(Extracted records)
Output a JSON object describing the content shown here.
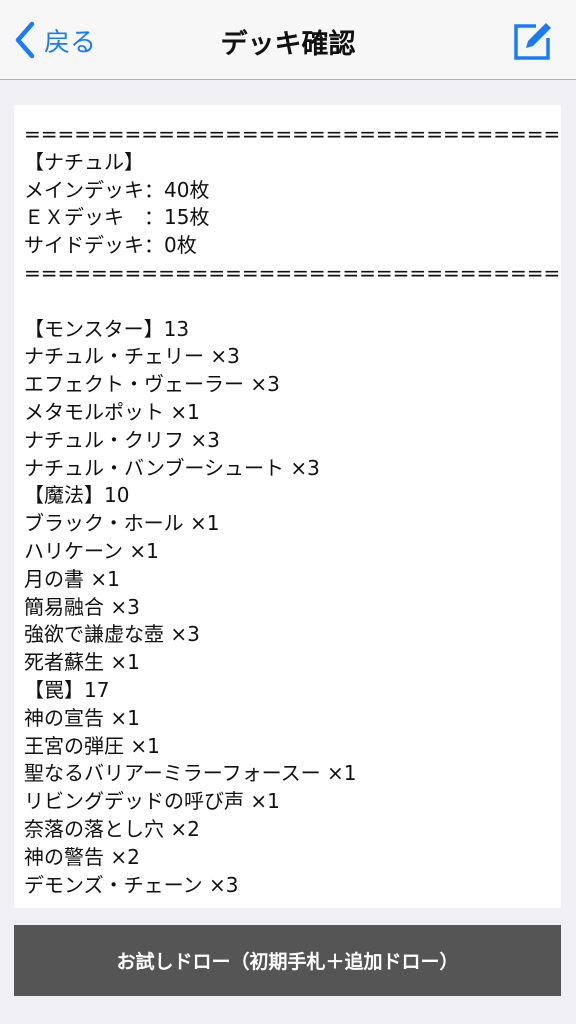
{
  "navbar": {
    "back_label": "戻る",
    "title": "デッキ確認"
  },
  "deck_text": "==================================\n【ナチュル】\nメインデッキ：40枚\nＥＸデッキ　：15枚\nサイドデッキ：0枚\n==================================\n\n【モンスター】13\nナチュル・チェリー ×3\nエフェクト・ヴェーラー ×3\nメタモルポット ×1\nナチュル・クリフ ×3\nナチュル・バンブーシュート ×3\n【魔法】10\nブラック・ホール ×1\nハリケーン ×1\n月の書 ×1\n簡易融合 ×3\n強欲で謙虚な壺 ×3\n死者蘇生 ×1\n【罠】17\n神の宣告 ×1\n王宮の弾圧 ×1\n聖なるバリアーミラーフォースー ×1\nリビングデッドの呼び声 ×1\n奈落の落とし穴 ×2\n神の警告 ×2\nデモンズ・チェーン ×3",
  "draw_button_label": "お試しドロー（初期手札＋追加ドロー）",
  "colors": {
    "accent": "#1a7cf5",
    "button_bg": "#555555",
    "background": "#efeff4"
  }
}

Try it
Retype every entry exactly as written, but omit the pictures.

Result
Output a JSON object describing the content shown here.
{
  "navbar": {
    "back_label": "戻る",
    "title": "デッキ確認"
  },
  "deck_text": "==================================\n【ナチュル】\nメインデッキ：40枚\nＥＸデッキ　：15枚\nサイドデッキ：0枚\n==================================\n\n【モンスター】13\nナチュル・チェリー ×3\nエフェクト・ヴェーラー ×3\nメタモルポット ×1\nナチュル・クリフ ×3\nナチュル・バンブーシュート ×3\n【魔法】10\nブラック・ホール ×1\nハリケーン ×1\n月の書 ×1\n簡易融合 ×3\n強欲で謙虚な壺 ×3\n死者蘇生 ×1\n【罠】17\n神の宣告 ×1\n王宮の弾圧 ×1\n聖なるバリアーミラーフォースー ×1\nリビングデッドの呼び声 ×1\n奈落の落とし穴 ×2\n神の警告 ×2\nデモンズ・チェーン ×3",
  "draw_button_label": "お試しドロー（初期手札＋追加ドロー）",
  "colors": {
    "accent": "#1a7cf5",
    "button_bg": "#555555",
    "background": "#efeff4"
  }
}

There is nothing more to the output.